- Committee on Calendars: all other bills pass through here
- The Chairman of the calendar committee places it on the schedule for House floor debate
- The bill is debated, possibly amended, and passed. This is called "2nd Reading"
- The bill is debated again, possibly -- but with more difficulty -- amended, and passed. This is called "3rd Reading"
After passage on 3rd Reading, the bill moves to the Senate.
The first order of business in the Senate is to adopt the rules governing procedure.
The Lt. Governor then deliberates on his or her committee chair assignments, possibly for a few weeks.
Once committees are assigned, the Lt. Governor assigns bills to them. This is called "1st Reading," just as in the House.
The big difference between the House and Senate is the calendar process.
There is no committee in the Senate that sets the agenda. The Lt. Governor typically just brings bills to the floor that he knows have the votes to pass. But there is one quirky step in this process.
The Senate has something called the "blocker bill" which is a bill that is placed on the top of the schedule early on, but not voted on. Because it doesn't receive a vote, it prevents any other bill coming to the floor.
So to bring a bill to the floor of the Senate requires suspending the regular order of business. The vote to bypass the "blocker bill" requires a 19-12 majority for success.
Here's the typical process for a successful bill in the Senate:
- The bill is filed
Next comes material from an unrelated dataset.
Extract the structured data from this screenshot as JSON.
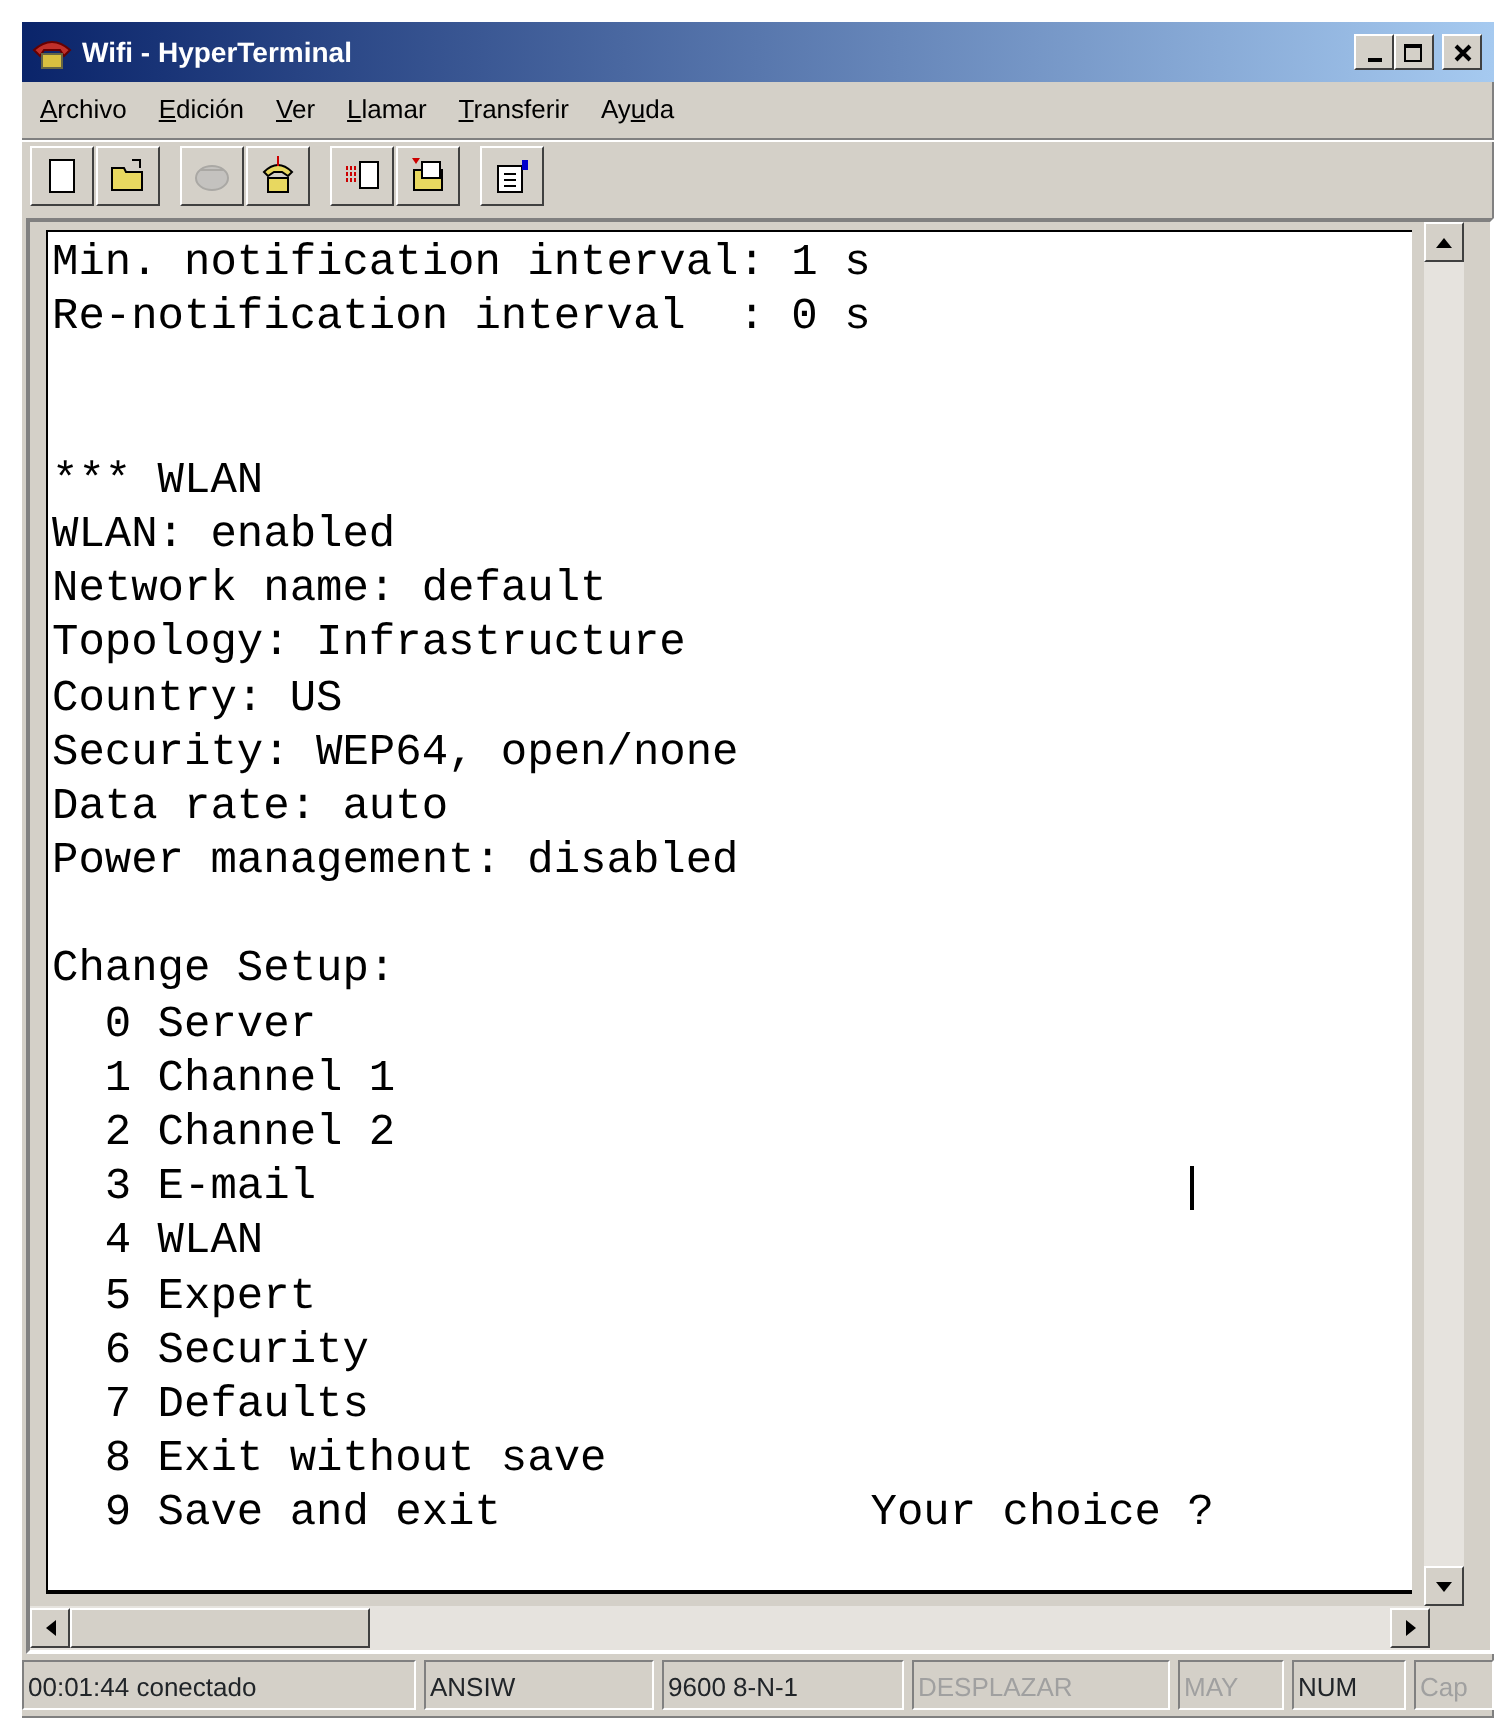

- The Lt. Governor assigns it to committee (this is called "1st Reading")
- The Committee Chairman schedules a public hearing
- Public testimony is taken
- The Committee Chairman allows a vote, and the members approve the bill
- The bill is placed on the calendar behind the "blocker bill"
- 19 Senators vote to suspend the rules, and bring up the bill
- The bill is debated, possibly amended, and passed (this is called "2nd Reading")
- The bill is debated again, possibly -- though with more difficulty -- amended again, and passed to the House (this is called "3rd Reading")
FINAL PASSAGE OF BILLS PROCESS
Once a House Bill (HB) has reached the Senate, or a Senate Bill (SB) has reached the House, it must be sponsored (carried) by a member of the other body. And the sponsor must jump through all the same hoops as he would have if the bill he was carrying had originated in his own chamber.
In other words, the process for an SB in the House, is the same as the process for an HB in the House.
If the second chamber changes the bill, those changes must be approved by the first chamber before the bill is considered finally passed.
For instance, if the House amends an SB, the bill goes back to the Senate for approval. At this point, the Senate can choose to approve the amendments (this is called "concurrence"), or request a Conference Committee.
A Conference Committee is a committee made up of Senators and House members tasked with working out the differences between the two versions of the bill.
The House can also request Conference Committees on bills that the Senate has amended.
Both concurrence and calls for conference do require a vote, but the chambers usually honor the desires of the bills' authors.
If a Conference Committee is successfully called, and the committee has time to successfully report a compromise back to the two chambers, both chambers must finally pass the compromise bill.
If the two chambers agree on a final version of a bill, and successfully vote to pass it before the last day of session, it goes to the Governor for his or her signature.
The Governor can either sign it into law, veto all or parts of it, or do nothing, resulting in passage into law.